Alamo, 78, was was convicted in 2009 of taking five underage girls across state lines for sex in violation of the federal Mann Act and was sentenced to 175 years in prison. He was also fined $250,000 and ordered to pay $500,000 in restitution to each of his accusers, who said Alamo took them to be his “wives” at young ages.
In filings Tuesday in federal court in Fort Smith and Texarkana, prosecutors asked a judge to order the seizure of Alamo’s house at the church complex in Fouke, where they said Alamo forced his accusers to have sex with him.
Other buildings sought by prosecutors include a church gym, where church members were beaten with a board as punishment for misbehavior, and a house at the Fouke complex known as the “house of scorn,” where girls were forced to fast.
In Fort Smith, prosecutors are seeking the seizure of a house on Meadow Lane and a building on Division Street known as the “mechanic’s shop.”
According to an FBI agent’s affidavit filed with prosecutors’ request to seize the buildings, one of Alamo’s accusers in the criminal case told authorities that Alamo repeatedly forced her to have sex in the Meadow Lane house in 1994, when she was 15.
Another former church member told authorities that her stepfather, a ministry member, forced her to have sex with him in the mechanic’s shop, the affidavit says.
Prosecutors are also seeking the seizure of a house on Locust Avenue in Texarkana where the FBI agent said one of Alamo’s accusers told authorities she was forced to fast for a week.
A call late Tuesday to Conner Eldridge, U.S. attorney for the Western District of Arkansas, wasn’t returned. Alamo’s attorney, John Rogers of Clayton, Mo., also didn’t return a call seeking comment.
The request by prosecutors comes as attorneys for two former ministry members are seeking the seizure of five other ministry buildings and a parking lot in Fort Smith to satisfy a $30 million judgment in a lawsuit against Alamo.
Spencer Ondrisek and Seth Calagna said in the lawsuit that Alamo ordered them to be beaten and to fast while they were children and members of the ministry.

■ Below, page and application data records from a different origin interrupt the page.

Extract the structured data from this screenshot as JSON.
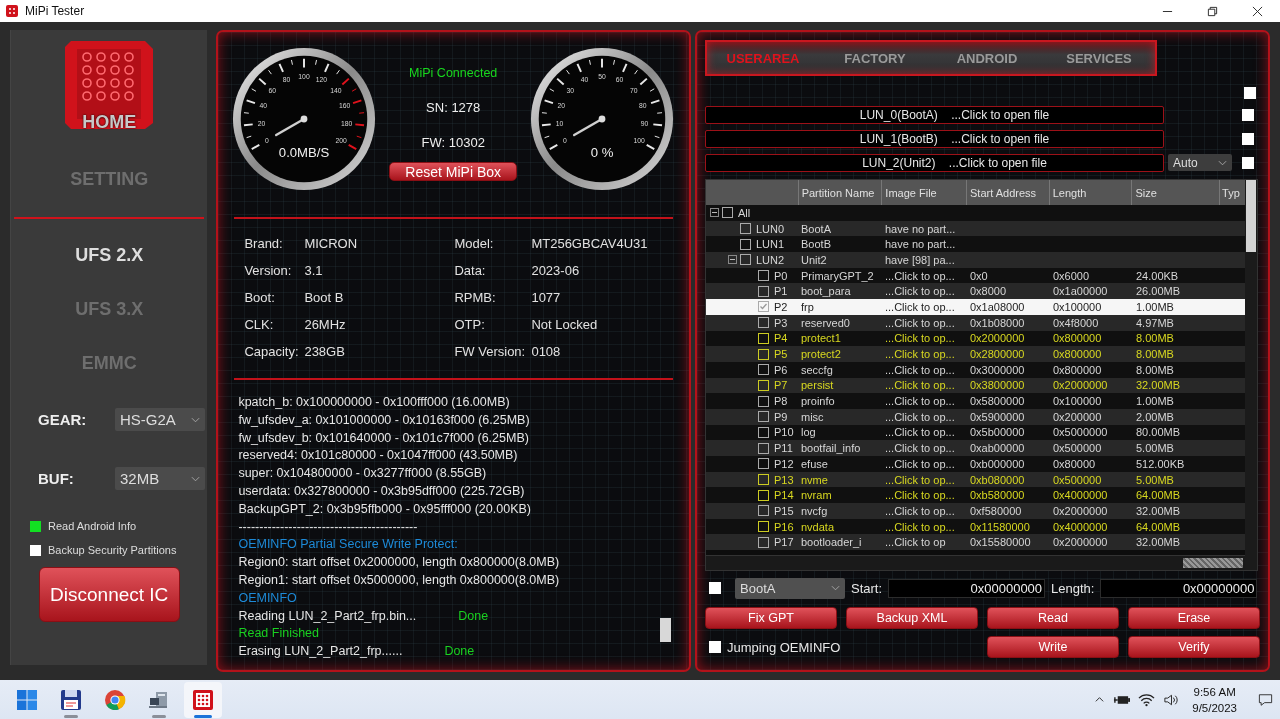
{
  "window": {
    "title": "MiPi Tester"
  },
  "sidebar": {
    "nav": [
      {
        "label": "HOME",
        "selected": false
      },
      {
        "label": "SETTING",
        "selected": false
      }
    ],
    "modes": [
      {
        "label": "UFS 2.X",
        "selected": true
      },
      {
        "label": "UFS 3.X",
        "selected": false
      },
      {
        "label": "EMMC",
        "selected": false
      }
    ],
    "settings": [
      {
        "label": "GEAR:",
        "value": "HS-G2A"
      },
      {
        "label": "BUF:",
        "value": "32MB"
      }
    ],
    "options": [
      {
        "label": "Read Android Info",
        "checked": true
      },
      {
        "label": "Backup Security Partitions",
        "checked": false
      }
    ],
    "button": "Disconnect IC"
  },
  "device": {
    "gauges": [
      {
        "kind": "speed",
        "labels": [
          "0",
          "20",
          "40",
          "60",
          "80",
          "100",
          "120",
          "140",
          "160",
          "180",
          "200"
        ],
        "reading": "0.0MB/S"
      },
      {
        "kind": "percent",
        "labels": [
          "0",
          "10",
          "20",
          "30",
          "40",
          "50",
          "60",
          "70",
          "80",
          "90",
          "100"
        ],
        "reading": "0 %"
      }
    ],
    "status": "MiPi Connected",
    "sn": "SN: 1278",
    "fw": "FW: 10302",
    "reset_button": "Reset MiPi Box",
    "info": [
      {
        "label": "Brand:",
        "value": "MICRON"
      },
      {
        "label": "Model:",
        "value": "MT256GBCAV4U31"
      },
      {
        "label": "Version:",
        "value": "3.1"
      },
      {
        "label": "Data:",
        "value": "2023-06"
      },
      {
        "label": "Boot:",
        "value": "Boot B"
      },
      {
        "label": "RPMB:",
        "value": "1077"
      },
      {
        "label": "CLK:",
        "value": "26MHz"
      },
      {
        "label": "OTP:",
        "value": "Not Locked"
      },
      {
        "label": "Capacity:",
        "value": "238GB"
      },
      {
        "label": "FW Version:",
        "value": "0108"
      }
    ]
  },
  "log": [
    {
      "kind": "plain",
      "text": "kpatch_b: 0x100000000 - 0x100fff000 (16.00MB)"
    },
    {
      "kind": "plain",
      "text": "fw_ufsdev_a: 0x101000000 - 0x10163f000 (6.25MB)"
    },
    {
      "kind": "plain",
      "text": "fw_ufsdev_b: 0x101640000 - 0x101c7f000 (6.25MB)"
    },
    {
      "kind": "plain",
      "text": "reserved4: 0x101c80000 - 0x1047ff000 (43.50MB)"
    },
    {
      "kind": "plain",
      "text": "super: 0x104800000 - 0x3277ff000 (8.55GB)"
    },
    {
      "kind": "plain",
      "text": "userdata: 0x327800000 - 0x3b95dff000 (225.72GB)"
    },
    {
      "kind": "plain",
      "text": "BackupGPT_2: 0x3b95ffb000 - 0x95fff000 (20.00KB)"
    },
    {
      "kind": "plain",
      "text": "-------------------------------------------"
    },
    {
      "kind": "info",
      "text": "OEMINFO Partial Secure Write Protect:"
    },
    {
      "kind": "plain",
      "text": "Region0: start offset 0x2000000, length 0x800000(8.0MB)"
    },
    {
      "kind": "plain",
      "text": "Region1: start offset 0x5000000, length 0x800000(8.0MB)"
    },
    {
      "kind": "info",
      "text": "OEMINFO"
    },
    {
      "kind": "plain",
      "text": "Reading LUN_2_Part2_frp.bin...",
      "status": "Done"
    },
    {
      "kind": "success",
      "text": "Read Finished"
    },
    {
      "kind": "plain",
      "text": "Erasing LUN_2_Part2_frp......",
      "status": "Done"
    }
  ],
  "userarea": {
    "tabs": [
      {
        "label": "USERAREA",
        "selected": true
      },
      {
        "label": "FACTORY",
        "selected": false
      },
      {
        "label": "ANDROID",
        "selected": false
      },
      {
        "label": "SERVICES",
        "selected": false
      }
    ],
    "checkbox_1": {
      "checked": false
    },
    "lun_files": [
      {
        "label": "LUN_0(BootA)",
        "hint": "...Click to open file",
        "checked": false
      },
      {
        "label": "LUN_1(BootB)",
        "hint": "...Click to open file",
        "checked": false
      },
      {
        "label": "LUN_2(Unit2)",
        "hint": "...Click to open file",
        "mode": "Auto",
        "checked": false
      }
    ],
    "table": {
      "columns": [
        "Partition Name",
        "Image File",
        "Start Address",
        "Length",
        "Size",
        "Typ"
      ],
      "tree": {
        "label": "All",
        "checked": false,
        "expanded": true,
        "selected": false,
        "children": [
          {
            "label": "LUN0",
            "name": "BootA",
            "image": "have no part...",
            "checked": false,
            "selected": false
          },
          {
            "label": "LUN1",
            "name": "BootB",
            "image": "have no part...",
            "checked": false,
            "selected": false
          },
          {
            "label": "LUN2",
            "name": "Unit2",
            "image": "have [98] pa...",
            "checked": false,
            "selected": false,
            "expanded": true,
            "children": [
              {
                "label": "P0",
                "name": "PrimaryGPT_2",
                "image": "...Click to op...",
                "start": "0x0",
                "length": "0x6000",
                "size": "24.00KB",
                "highlighted": false,
                "checked": false,
                "selected": false
              },
              {
                "label": "P1",
                "name": "boot_para",
                "image": "...Click to op...",
                "start": "0x8000",
                "length": "0x1a00000",
                "size": "26.00MB",
                "highlighted": false,
                "checked": false,
                "selected": false
              },
              {
                "label": "P2",
                "name": "frp",
                "image": "...Click to op...",
                "start": "0x1a08000",
                "length": "0x100000",
                "size": "1.00MB",
                "highlighted": false,
                "checked": true,
                "selected": true
              },
              {
                "label": "P3",
                "name": "reserved0",
                "image": "...Click to op...",
                "start": "0x1b08000",
                "length": "0x4f8000",
                "size": "4.97MB",
                "highlighted": false,
                "checked": false,
                "selected": false
              },
              {
                "label": "P4",
                "name": "protect1",
                "image": "...Click to op...",
                "start": "0x2000000",
                "length": "0x800000",
                "size": "8.00MB",
                "highlighted": true,
                "checked": false,
                "selected": false
              },
              {
                "label": "P5",
                "name": "protect2",
                "image": "...Click to op...",
                "start": "0x2800000",
                "length": "0x800000",
                "size": "8.00MB",
                "highlighted": true,
                "checked": false,
                "selected": false
              },
              {
                "label": "P6",
                "name": "seccfg",
                "image": "...Click to op...",
                "start": "0x3000000",
                "length": "0x800000",
                "size": "8.00MB",
                "highlighted": false,
                "checked": false,
                "selected": false
              },
              {
                "label": "P7",
                "name": "persist",
                "image": "...Click to op...",
                "start": "0x3800000",
                "length": "0x2000000",
                "size": "32.00MB",
                "highlighted": true,
                "checked": false,
                "selected": false
              },
              {
                "label": "P8",
                "name": "proinfo",
                "image": "...Click to op...",
                "start": "0x5800000",
                "length": "0x100000",
                "size": "1.00MB",
                "highlighted": false,
                "checked": false,
                "selected": false
              },
              {
                "label": "P9",
                "name": "misc",
                "image": "...Click to op...",
                "start": "0x5900000",
                "length": "0x200000",
                "size": "2.00MB",
                "highlighted": false,
                "checked": false,
                "selected": false
              },
              {
                "label": "P10",
                "name": "log",
                "image": "...Click to op...",
                "start": "0x5b00000",
                "length": "0x5000000",
                "size": "80.00MB",
                "highlighted": false,
                "checked": false,
                "selected": false
              },
              {
                "label": "P11",
                "name": "bootfail_info",
                "image": "...Click to op...",
                "start": "0xab00000",
                "length": "0x500000",
                "size": "5.00MB",
                "highlighted": false,
                "checked": false,
                "selected": false
              },
              {
                "label": "P12",
                "name": "efuse",
                "image": "...Click to op...",
                "start": "0xb000000",
                "length": "0x80000",
                "size": "512.00KB",
                "highlighted": false,
                "checked": false,
                "selected": false
              },
              {
                "label": "P13",
                "name": "nvme",
                "image": "...Click to op...",
                "start": "0xb080000",
                "length": "0x500000",
                "size": "5.00MB",
                "highlighted": true,
                "checked": false,
                "selected": false
              },
              {
                "label": "P14",
                "name": "nvram",
                "image": "...Click to op...",
                "start": "0xb580000",
                "length": "0x4000000",
                "size": "64.00MB",
                "highlighted": true,
                "checked": false,
                "selected": false
              },
              {
                "label": "P15",
                "name": "nvcfg",
                "image": "...Click to op...",
                "start": "0xf580000",
                "length": "0x2000000",
                "size": "32.00MB",
                "highlighted": false,
                "checked": false,
                "selected": false
              },
              {
                "label": "P16",
                "name": "nvdata",
                "image": "...Click to op...",
                "start": "0x11580000",
                "length": "0x4000000",
                "size": "64.00MB",
                "highlighted": true,
                "checked": false,
                "selected": false
              },
              {
                "label": "P17",
                "name": "bootloader_i",
                "image": "...Click to op",
                "start": "0x15580000",
                "length": "0x2000000",
                "size": "32.00MB",
                "highlighted": false,
                "checked": false,
                "selected": false
              }
            ]
          }
        ]
      }
    },
    "range": {
      "checked": false,
      "lun": "BootA",
      "start_label": "Start:",
      "start": "0x00000000",
      "length_label": "Length:",
      "length": "0x00000000"
    },
    "buttons": [
      "Fix GPT",
      "Backup XML",
      "Read",
      "Erase"
    ],
    "jumping": {
      "label": "Jumping OEMINFO",
      "checked": false
    },
    "buttons_2": [
      "Write",
      "Verify"
    ]
  },
  "taskbar": {
    "apps": [
      {
        "kind": "start",
        "running": false,
        "selected": false
      },
      {
        "kind": "files",
        "running": true,
        "selected": false
      },
      {
        "kind": "browser",
        "running": false,
        "selected": false
      },
      {
        "kind": "computer",
        "running": true,
        "selected": false
      },
      {
        "kind": "app",
        "running": true,
        "selected": true
      }
    ],
    "time": "9:56 AM",
    "date": "9/5/2023"
  }
}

A hearing of the request by Ondrisek and Calagna is set for May 30 in U.S. District Court in Texarkana.